A second inconvenient truth

I  It has taken around fifty years for the Aral Sea to parch. If you look at satellite images of the Kazakh-Uzbek border today, it is as though a half-bruised eyelid has drowsed shut across tens of thousands of kilometres of water. Lake Chad – on the margins of Niger, Chad, Nigeria and Cameroon – is next. Since the 1960s, it has shrivelled by 90 per cent. Roughly half of that reduction in size is attributed to climate change, but the truth is that scientists and analysts find themselves all at subjunctives with such figures. This isn’t just an ecological calamity. It’s also symptomatic of what will be one of the most persistent human rights challenges of this century. The cradle of mankind is starting to look more like a cemetery. Take Niger, a country that finds itself at the very top or the very bottom of almost every index …

The Great British break-off

It’s no longer fashionable to wonder whether the latest Great British sporting achievement might—in fact—be the last. Yet as Andy Murray, a Scot in Saltire blue, chipped the ball delicately over the head of David Goffin to claim Britain’s first Davis Cup for 79 years, that insistent question was the only thing that returned. For the team of two Scots and two Englishmen had prevailed on Belgian soil, in the heartland of the European Union: the place that is likely to be pivotal in determining whether there will still be a British team at international championships like this in 79 years’ time. The ‘Scottish question’ was answered over a year ago in a September 2014 referendum, with around 55 per cent of those north of Berwick-upon-Tweed voting to stay in the United Kingdom. Despite this, David Cameron’s election promise of a referendum on EU membership—prompted largely by Euroscepticism both within …

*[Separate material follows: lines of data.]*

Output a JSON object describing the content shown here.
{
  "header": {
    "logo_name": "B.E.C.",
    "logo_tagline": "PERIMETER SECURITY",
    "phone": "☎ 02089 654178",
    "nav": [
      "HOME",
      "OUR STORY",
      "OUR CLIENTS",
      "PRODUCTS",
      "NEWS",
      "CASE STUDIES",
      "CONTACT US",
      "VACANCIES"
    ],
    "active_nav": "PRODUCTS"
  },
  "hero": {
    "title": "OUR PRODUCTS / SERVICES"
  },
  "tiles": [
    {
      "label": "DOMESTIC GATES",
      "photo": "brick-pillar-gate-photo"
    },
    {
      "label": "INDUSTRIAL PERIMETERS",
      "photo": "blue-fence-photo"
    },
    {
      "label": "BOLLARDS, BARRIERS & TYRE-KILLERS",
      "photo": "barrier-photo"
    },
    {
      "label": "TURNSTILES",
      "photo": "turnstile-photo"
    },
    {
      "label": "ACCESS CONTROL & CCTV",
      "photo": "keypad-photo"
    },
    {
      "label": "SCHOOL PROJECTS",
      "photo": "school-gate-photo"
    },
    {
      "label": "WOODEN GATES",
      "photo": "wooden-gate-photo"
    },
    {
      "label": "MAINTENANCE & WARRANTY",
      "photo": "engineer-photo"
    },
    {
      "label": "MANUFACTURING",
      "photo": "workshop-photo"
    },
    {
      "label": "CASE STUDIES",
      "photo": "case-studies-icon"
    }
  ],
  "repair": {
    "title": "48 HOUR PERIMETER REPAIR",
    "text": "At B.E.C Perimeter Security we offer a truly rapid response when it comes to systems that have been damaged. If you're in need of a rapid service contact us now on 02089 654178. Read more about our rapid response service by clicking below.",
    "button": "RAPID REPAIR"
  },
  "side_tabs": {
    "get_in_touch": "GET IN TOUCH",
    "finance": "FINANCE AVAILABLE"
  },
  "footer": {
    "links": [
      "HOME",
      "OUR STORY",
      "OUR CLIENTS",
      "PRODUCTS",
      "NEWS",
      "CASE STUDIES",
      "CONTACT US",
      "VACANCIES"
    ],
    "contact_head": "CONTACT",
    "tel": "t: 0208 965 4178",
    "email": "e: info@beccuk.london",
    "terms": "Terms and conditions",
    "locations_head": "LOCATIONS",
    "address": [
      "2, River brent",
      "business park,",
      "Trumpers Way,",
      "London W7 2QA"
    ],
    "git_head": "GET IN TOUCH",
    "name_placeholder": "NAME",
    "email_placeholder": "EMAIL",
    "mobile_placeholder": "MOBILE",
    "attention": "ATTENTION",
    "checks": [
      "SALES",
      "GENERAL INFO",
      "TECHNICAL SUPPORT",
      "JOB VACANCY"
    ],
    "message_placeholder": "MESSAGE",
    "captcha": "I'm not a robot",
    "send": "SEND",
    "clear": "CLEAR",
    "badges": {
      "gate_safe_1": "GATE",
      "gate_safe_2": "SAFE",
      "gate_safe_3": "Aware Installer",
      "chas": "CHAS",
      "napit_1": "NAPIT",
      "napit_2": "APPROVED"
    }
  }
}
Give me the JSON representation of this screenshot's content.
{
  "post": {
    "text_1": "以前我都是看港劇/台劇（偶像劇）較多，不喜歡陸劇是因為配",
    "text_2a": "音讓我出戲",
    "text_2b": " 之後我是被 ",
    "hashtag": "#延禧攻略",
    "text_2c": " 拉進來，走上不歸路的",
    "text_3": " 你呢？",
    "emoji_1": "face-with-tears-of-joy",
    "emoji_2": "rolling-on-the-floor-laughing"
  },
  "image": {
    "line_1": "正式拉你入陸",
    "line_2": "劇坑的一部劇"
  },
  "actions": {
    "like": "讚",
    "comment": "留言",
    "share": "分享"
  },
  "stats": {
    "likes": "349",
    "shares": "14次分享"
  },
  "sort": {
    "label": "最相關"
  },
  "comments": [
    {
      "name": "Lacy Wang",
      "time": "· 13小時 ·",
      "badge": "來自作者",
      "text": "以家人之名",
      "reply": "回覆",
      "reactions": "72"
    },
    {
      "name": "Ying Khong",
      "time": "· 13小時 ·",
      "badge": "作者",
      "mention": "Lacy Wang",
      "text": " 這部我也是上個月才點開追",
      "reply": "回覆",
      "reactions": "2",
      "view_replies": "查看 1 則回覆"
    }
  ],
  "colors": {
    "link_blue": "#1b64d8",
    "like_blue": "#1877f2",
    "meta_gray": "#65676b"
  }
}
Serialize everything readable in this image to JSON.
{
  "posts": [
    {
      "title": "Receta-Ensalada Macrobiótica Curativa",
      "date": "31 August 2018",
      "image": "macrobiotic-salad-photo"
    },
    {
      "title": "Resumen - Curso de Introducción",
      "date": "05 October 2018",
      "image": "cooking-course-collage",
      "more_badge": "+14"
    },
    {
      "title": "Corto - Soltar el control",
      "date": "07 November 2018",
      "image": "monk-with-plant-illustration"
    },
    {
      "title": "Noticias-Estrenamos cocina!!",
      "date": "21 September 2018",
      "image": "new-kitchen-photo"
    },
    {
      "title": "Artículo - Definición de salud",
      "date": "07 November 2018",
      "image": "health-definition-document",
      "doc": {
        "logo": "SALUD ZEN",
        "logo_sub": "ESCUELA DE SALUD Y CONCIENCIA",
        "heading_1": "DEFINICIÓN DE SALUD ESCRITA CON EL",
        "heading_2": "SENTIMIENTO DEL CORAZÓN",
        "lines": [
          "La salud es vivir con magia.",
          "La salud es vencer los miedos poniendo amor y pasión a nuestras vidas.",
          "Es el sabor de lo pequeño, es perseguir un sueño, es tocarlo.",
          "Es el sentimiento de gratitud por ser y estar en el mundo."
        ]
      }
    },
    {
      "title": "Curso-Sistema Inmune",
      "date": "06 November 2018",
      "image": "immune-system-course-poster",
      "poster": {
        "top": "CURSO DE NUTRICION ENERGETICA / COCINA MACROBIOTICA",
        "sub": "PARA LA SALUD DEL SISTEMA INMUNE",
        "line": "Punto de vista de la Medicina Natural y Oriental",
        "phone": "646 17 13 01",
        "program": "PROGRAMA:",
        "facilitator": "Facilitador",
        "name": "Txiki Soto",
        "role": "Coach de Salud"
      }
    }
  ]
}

Brian Westby: A Review

It’s a good job Forrest Reid didn’t write to be famous. Almost seventy years after his death, his novels gather dust in libraries: unthumbed and unadmired. Highly thought of by friends like E.M. Forster and Walter de la Mare during his lifetime, the Ulster writer has since fallen into obscurity. Until now, that is. Few of his works are more poignant than his 1934 novel, Brian Westby, which was republished by Valancourt Books at the end of last year. Despite Reid’s best protestations that “[a]ll the characters and incidents in this novel are imaginary”, it’s hard to avoid its semi-autobiographical resonances. Modelled on the relationship Reid fostered with his young protégé Stephen Gilbert, Brian Westby records the chance encounter between novelist Martin Linton and the son his ex-wife has successfully hidden from him for the best part of two decades. So pervasive was Gilbert’s influence that Reid gave him the …